The table schema of wp_options in phpMyAdmin
Right above the table, you will notice a yellow bar and a grey bar underneath it. These two bars give us some very interesting information.
The yellow bar shows us how many entries we have in the table (133 in this case) and how many of those entries we can see on our screen (24). On the other hand, the grey bar shows us the actual SQL command phpMyAdmin ran to get us the data – SELECT * FROM ‘wp_options’.
If we were to run this exact same command in the MySQL CLI, we would get the exact same result, albeit in a different presentation format. What this command in particular is telling MySQL is to select all entries from the wp_options table and show them to us.
As you can see, basic SQL commands are quite intuitive (and actually fun!).
You can just as easily search for specific data by using the filter check box. Just enter whatever keyword you want to search in the database in the Filters check box, then click the Go button at the bottom of the page.
Next, we’ll look at how easy it is to see the actual WordPress database data when using phpMyAdmin
A closer look at database entries using phpMyAdmin
phpMyAdmin makes it very easy to view database entries. In the following example, we will look at one particular entry that will give us great insight into how the WordPress database works and how it relates to what we see in WordPress.
To keep things simple and as straightforward as possible, we will look at the wp_comments table – however, this applies to all WordPress database tables.
- Step 1: Click on the plus sign (+) next to WordPress from the left-hand database menu.
- Step 2: Click on the wp_comments table menu option
- Step 3: Click on the edit option under entry with comment_ID 1
This will allow us to view and edit the default WordPress comment that comes with any WordPress installation. If you are following this on an existing WordPress installation, the comment might not be available anymore. In such cases, click on any available comment – we will not be editing any data, so there is nothing to worry about it.
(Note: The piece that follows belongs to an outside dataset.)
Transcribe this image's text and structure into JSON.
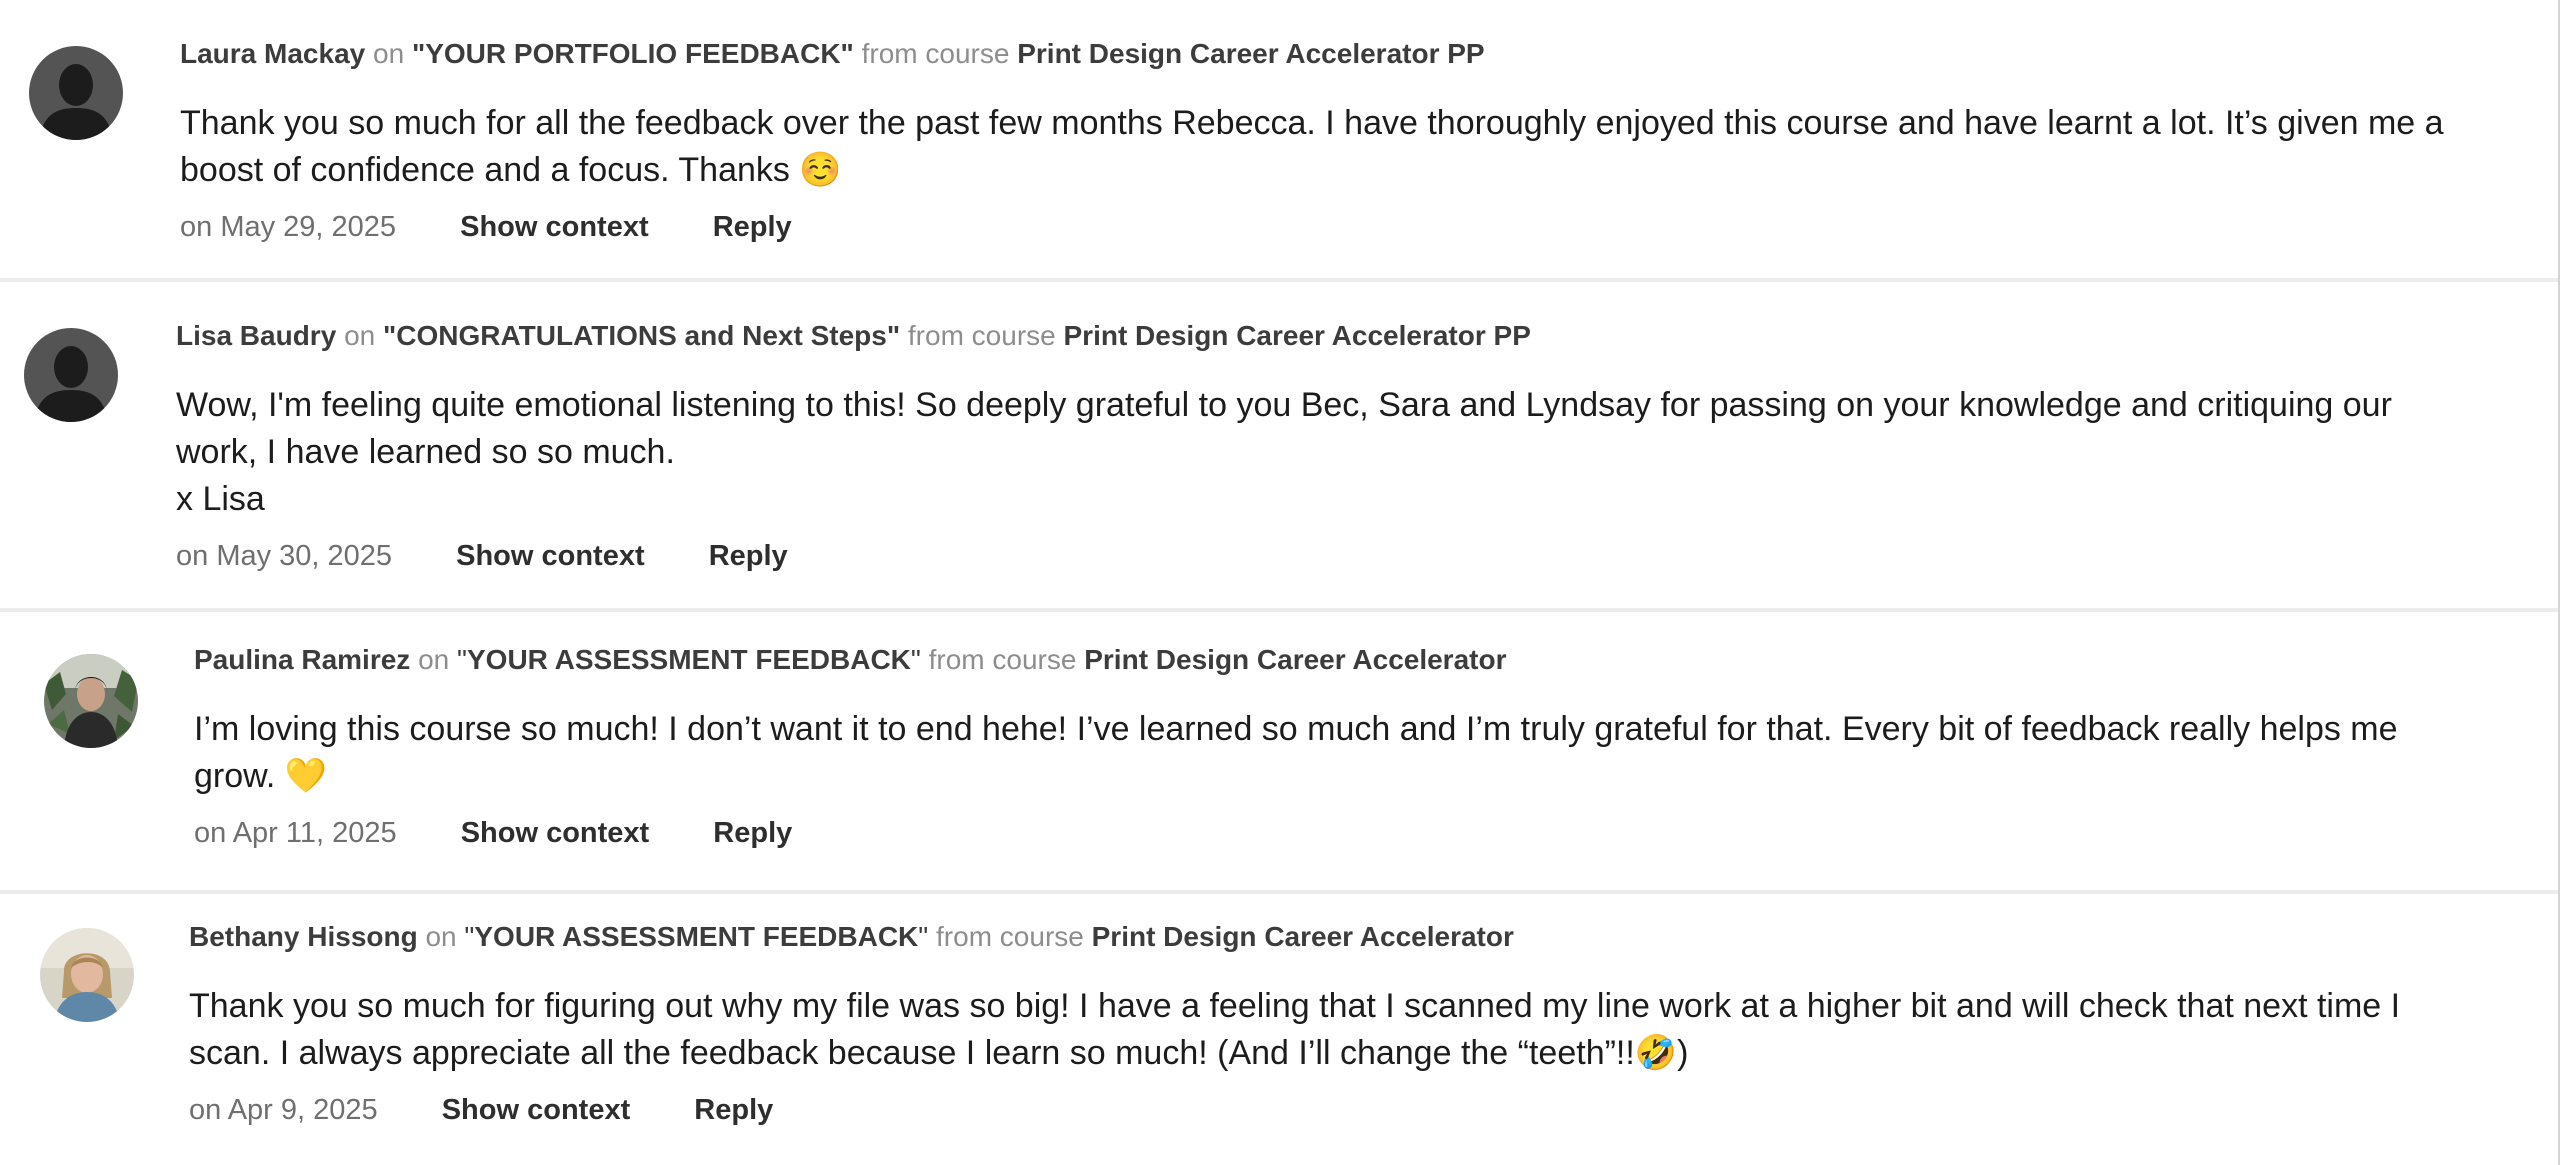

Once you click on Edit, phpMyAdmin will open that database entry, where we can see how WordPress stores comment data in the database.
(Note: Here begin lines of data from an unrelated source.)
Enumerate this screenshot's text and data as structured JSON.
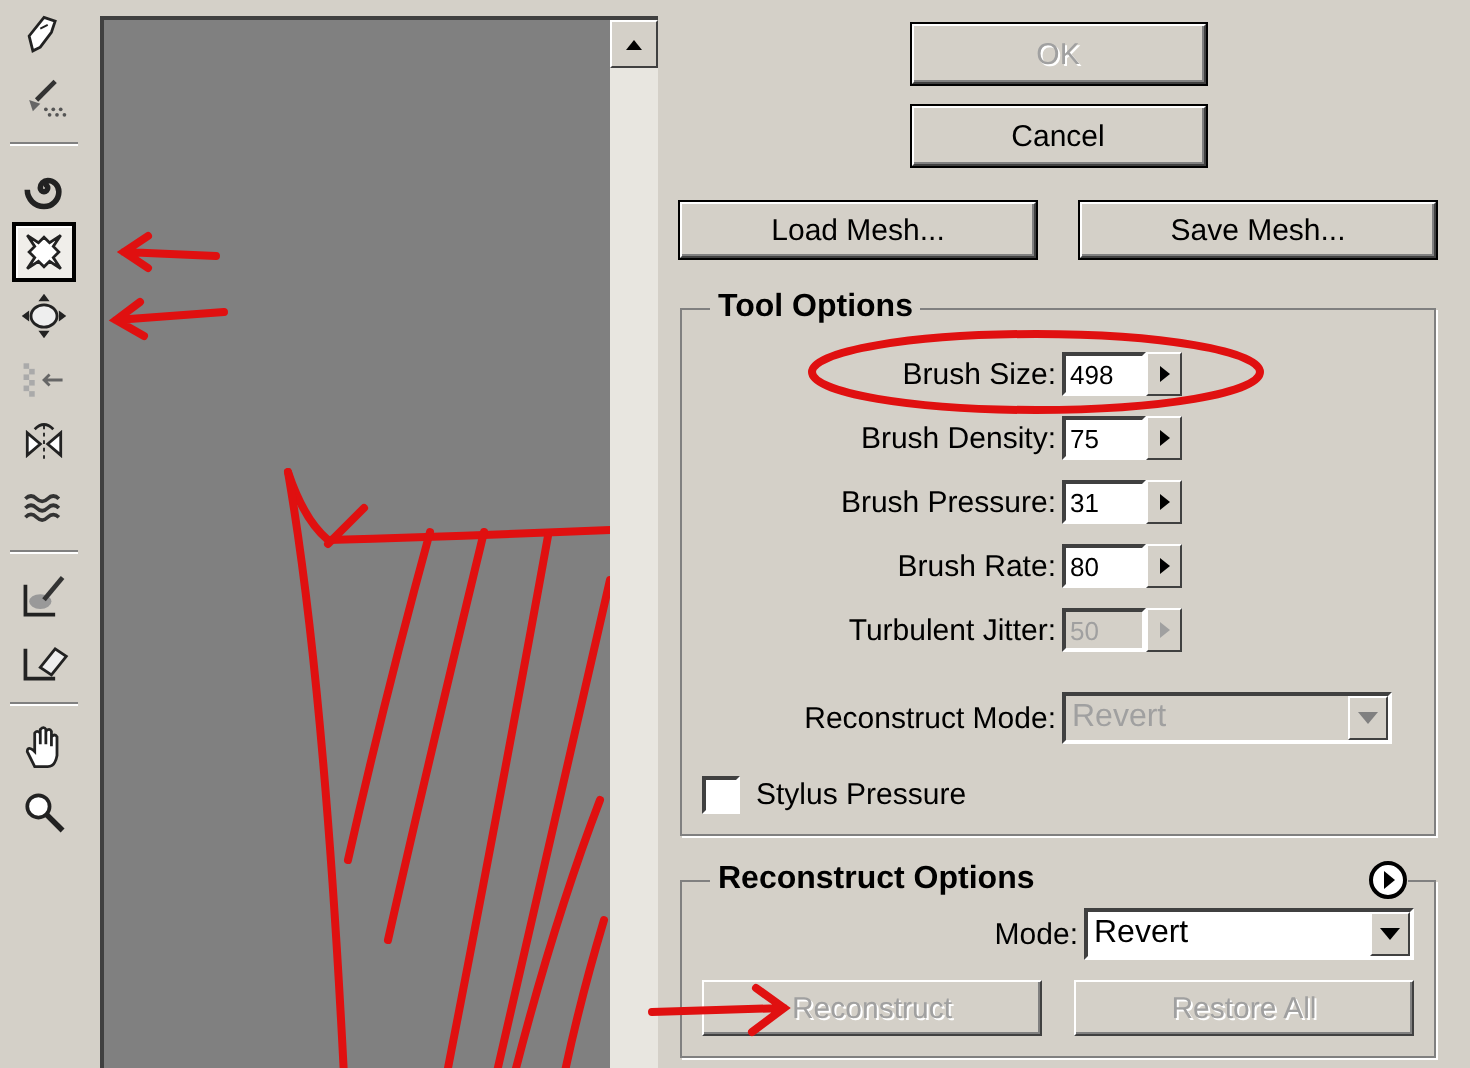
{
  "tool_groups": [
    [
      {
        "kind": "warp",
        "selected": false
      },
      {
        "kind": "reconstruct",
        "selected": false
      }
    ],
    [
      {
        "kind": "twirl",
        "selected": false
      },
      {
        "kind": "pucker",
        "selected": true
      },
      {
        "kind": "bloat",
        "selected": false
      },
      {
        "kind": "shift",
        "selected": false
      },
      {
        "kind": "reflect",
        "selected": false
      },
      {
        "kind": "turbulence",
        "selected": false
      }
    ],
    [
      {
        "kind": "freeze",
        "selected": false
      },
      {
        "kind": "thaw",
        "selected": false
      }
    ],
    [
      {
        "kind": "hand",
        "selected": false
      },
      {
        "kind": "zoom",
        "selected": false
      }
    ]
  ],
  "dialog_buttons": [
    {
      "label": "OK",
      "disabled": true
    },
    {
      "label": "Cancel",
      "disabled": false
    }
  ],
  "mesh_buttons": [
    {
      "label": "Load Mesh..."
    },
    {
      "label": "Save Mesh..."
    }
  ],
  "tool_options": {
    "title": "Tool Options",
    "fields": [
      {
        "label": "Brush Size:",
        "value": "498",
        "disabled": false
      },
      {
        "label": "Brush Density:",
        "value": "75",
        "disabled": false
      },
      {
        "label": "Brush Pressure:",
        "value": "31",
        "disabled": false
      },
      {
        "label": "Brush Rate:",
        "value": "80",
        "disabled": false
      },
      {
        "label": "Turbulent Jitter:",
        "value": "50",
        "disabled": true
      }
    ],
    "reconstruct_mode": {
      "label": "Reconstruct Mode:",
      "value": "Revert",
      "disabled": true
    },
    "stylus_pressure": {
      "label": "Stylus Pressure",
      "checked": false
    }
  },
  "reconstruct_options": {
    "title": "Reconstruct Options",
    "mode": {
      "label": "Mode:",
      "value": "Revert",
      "disabled": false
    },
    "buttons": [
      {
        "label": "Reconstruct",
        "disabled": true
      },
      {
        "label": "Restore All",
        "disabled": true
      }
    ]
  }
}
As the screenshot below shows, you can see the comment author, date, approval, and the actual comment.
In comparison, we could run the below comment in MySQL CLI:
This tells MySQL that we want to use the WordPress table. Next, we would have typed the following command;
SELECT * FROM wp_comments WHERE comment_ID =1;
and get the result below:
As the screenshot below shows; the MySQL CLI returns the exact same data, albeit in a less user-friendly format. And that is the power of phpMyAdmin for WordPress.
Frequently Asked Questions (FAQs)
How does WordPress use phpMyAdmin?
WordPress does not use phpMyAdmin; however, you can use phpMyAdmin to access the WordPress database and easily view tables such as the wp_users table, WooCommerce data, and anything else WordPress, plugins, and themes store in the database.
Is phpMyAdmin the same as PHP?
PHP is a scripting language, while phpMyAdmin is a web application. phpMyAdmin is written in PHP, which is also the scripting language used to write WordPress itself as well as plugins and themes.
What is the difference between MySQL and phpMyAdmin?
MySQL is an RDBMS, which stands for Relational DataBase Management System. While MySQL is often used to refer to the database, it is actually a system used to manage the database rather than the database itself. On the other hand, phpMyAdmin is a web application that gives MySQL a GUI (Graphical User Interface), making it easier to manage MySQL databases.
How do I log into phpMyAdmin?
It depends on how phpMyAdmin is installed. If it’s installed as a plugin, you first need to log in to your WordPress admin account and then access it as you would any other plugin. If it’s installed on your web server, the process may differ depending on your web hosting provider; however typically involves typing in your URL, followed by ‘/phpmyadmin’. You may also be able to log in through CPanel if this has been made available to you.
*** This is a Security Bloggers Network syndicated blog from WP White Security authored by Joel Barbara. Read the original post at: https://www.wpwhitesecurity.com/wordpress-phpmyadmin/